The definition of Pollution Damage in the 1992 Civil Liability and Fund Conventions provides that "compensation for impairment of the environment other than loss of profit from such impairment shall be limited to costs of reasonable measures of reinstatement actually undertaken or to be undertaken". With the exception of clean-up costs, no claim has yet been submitted to the 1992 Fund for reinstatement measures, as far as the authors of this paper are aware. Despite this fact, there are those who consider that the existing provisions for compensating for environmental damage do not go far enough and that they therefore represent a major shortcoming of the international compensation regime. This, for example, is the stated view of the European Commission. In its communication dated 6 December 2000 the Commission therefore proposes that "compensation of damage caused to the environment should be reviewed (by the IMO or 1992 Fund) and widened in light of comparable compensation regimes established under Community law." Further, it suggests that "the existing coverage of reinstatement costs could be expanded to include at least costs for assessing the environmental damage of the incident as well as the costs for the introduction of components of the environment equivalent to those that have been damaged, as an alternative in case reinstatement of the polluted environment is not feasible."

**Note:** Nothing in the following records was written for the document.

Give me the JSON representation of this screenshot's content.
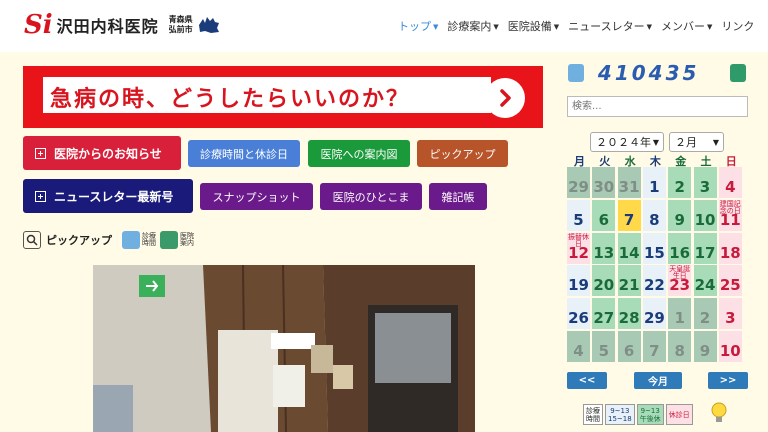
{
  "header": {
    "logo_mark": "Si",
    "logo_name": "沢田内科医院",
    "logo_pref_line1": "青森県",
    "logo_pref_line2": "弘前市",
    "nav": [
      {
        "label": "トップ",
        "has_caret": true,
        "active": true
      },
      {
        "label": "診療案内",
        "has_caret": true,
        "active": false
      },
      {
        "label": "医院設備",
        "has_caret": true,
        "active": false
      },
      {
        "label": "ニュースレター",
        "has_caret": true,
        "active": false
      },
      {
        "label": "メンバー",
        "has_caret": true,
        "active": false
      },
      {
        "label": "リンク",
        "has_caret": false,
        "active": false
      }
    ]
  },
  "banner": {
    "text": "急病の時、どうしたらいいのか？",
    "bg_color": "#e8141a"
  },
  "buttons": {
    "news": "医院からのお知らせ",
    "hours": "診療時間と休診日",
    "guide": "医院への案内図",
    "pickup": "ピックアップ",
    "newsletter": "ニュースレター最新号",
    "snapshot": "スナップショット",
    "hitokoma": "医院のひとこま",
    "zakki": "雑記帳"
  },
  "pickup_row": {
    "label": "ピックアップ",
    "mini1_line1": "診療",
    "mini1_line2": "時間",
    "mini2_line1": "医院",
    "mini2_line2": "案内"
  },
  "sidebar": {
    "counter": "410435",
    "search_placeholder": "検索...",
    "year_select": "２０２４年",
    "month_select": "２月",
    "weekdays": [
      "月",
      "火",
      "水",
      "木",
      "金",
      "土",
      "日"
    ],
    "calendar_weeks": [
      [
        {
          "d": "29",
          "t": "out"
        },
        {
          "d": "30",
          "t": "out"
        },
        {
          "d": "31",
          "t": "out"
        },
        {
          "d": "1",
          "t": "in"
        },
        {
          "d": "2",
          "t": "green"
        },
        {
          "d": "3",
          "t": "sat"
        },
        {
          "d": "4",
          "t": "sun"
        }
      ],
      [
        {
          "d": "5",
          "t": "in"
        },
        {
          "d": "6",
          "t": "green"
        },
        {
          "d": "7",
          "t": "today"
        },
        {
          "d": "8",
          "t": "in"
        },
        {
          "d": "9",
          "t": "green"
        },
        {
          "d": "10",
          "t": "sat"
        },
        {
          "d": "11",
          "t": "hol",
          "note": "建国記念の日"
        }
      ],
      [
        {
          "d": "12",
          "t": "hol",
          "note": "振替休日"
        },
        {
          "d": "13",
          "t": "green"
        },
        {
          "d": "14",
          "t": "green"
        },
        {
          "d": "15",
          "t": "in"
        },
        {
          "d": "16",
          "t": "green"
        },
        {
          "d": "17",
          "t": "sat"
        },
        {
          "d": "18",
          "t": "sun"
        }
      ],
      [
        {
          "d": "19",
          "t": "in"
        },
        {
          "d": "20",
          "t": "green"
        },
        {
          "d": "21",
          "t": "green"
        },
        {
          "d": "22",
          "t": "in"
        },
        {
          "d": "23",
          "t": "hol",
          "note": "天皇誕生日"
        },
        {
          "d": "24",
          "t": "sat"
        },
        {
          "d": "25",
          "t": "sun"
        }
      ],
      [
        {
          "d": "26",
          "t": "in"
        },
        {
          "d": "27",
          "t": "green"
        },
        {
          "d": "28",
          "t": "green"
        },
        {
          "d": "29",
          "t": "in"
        },
        {
          "d": "1",
          "t": "out"
        },
        {
          "d": "2",
          "t": "out"
        },
        {
          "d": "3",
          "t": "sun"
        }
      ],
      [
        {
          "d": "4",
          "t": "out-in"
        },
        {
          "d": "5",
          "t": "out"
        },
        {
          "d": "6",
          "t": "out"
        },
        {
          "d": "7",
          "t": "out-in"
        },
        {
          "d": "8",
          "t": "out"
        },
        {
          "d": "9",
          "t": "out"
        },
        {
          "d": "10",
          "t": "sun"
        }
      ]
    ],
    "prev_label": "<<",
    "today_label": "今月",
    "next_label": ">>",
    "legend": {
      "l1a": "診療",
      "l1b": "時間",
      "l2a": "9~13",
      "l2b": "15~18",
      "l3a": "9~13",
      "l3b": "午後休",
      "l4": "休診日"
    }
  }
}
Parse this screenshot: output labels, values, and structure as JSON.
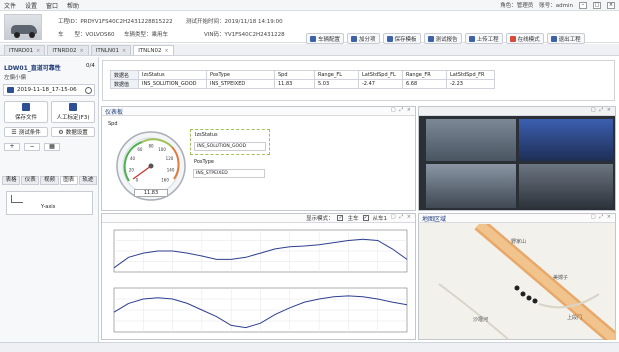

This paper aims to demonstrate that it would be premature and unnecessary for the 1992 Fund to extend the definition of Pollution Damage beyond reasonable reinstatement measures. It is suggested, however, that more encouragement might be given to the use of innovative measures and to post-spill studies establishing the need for such restoration.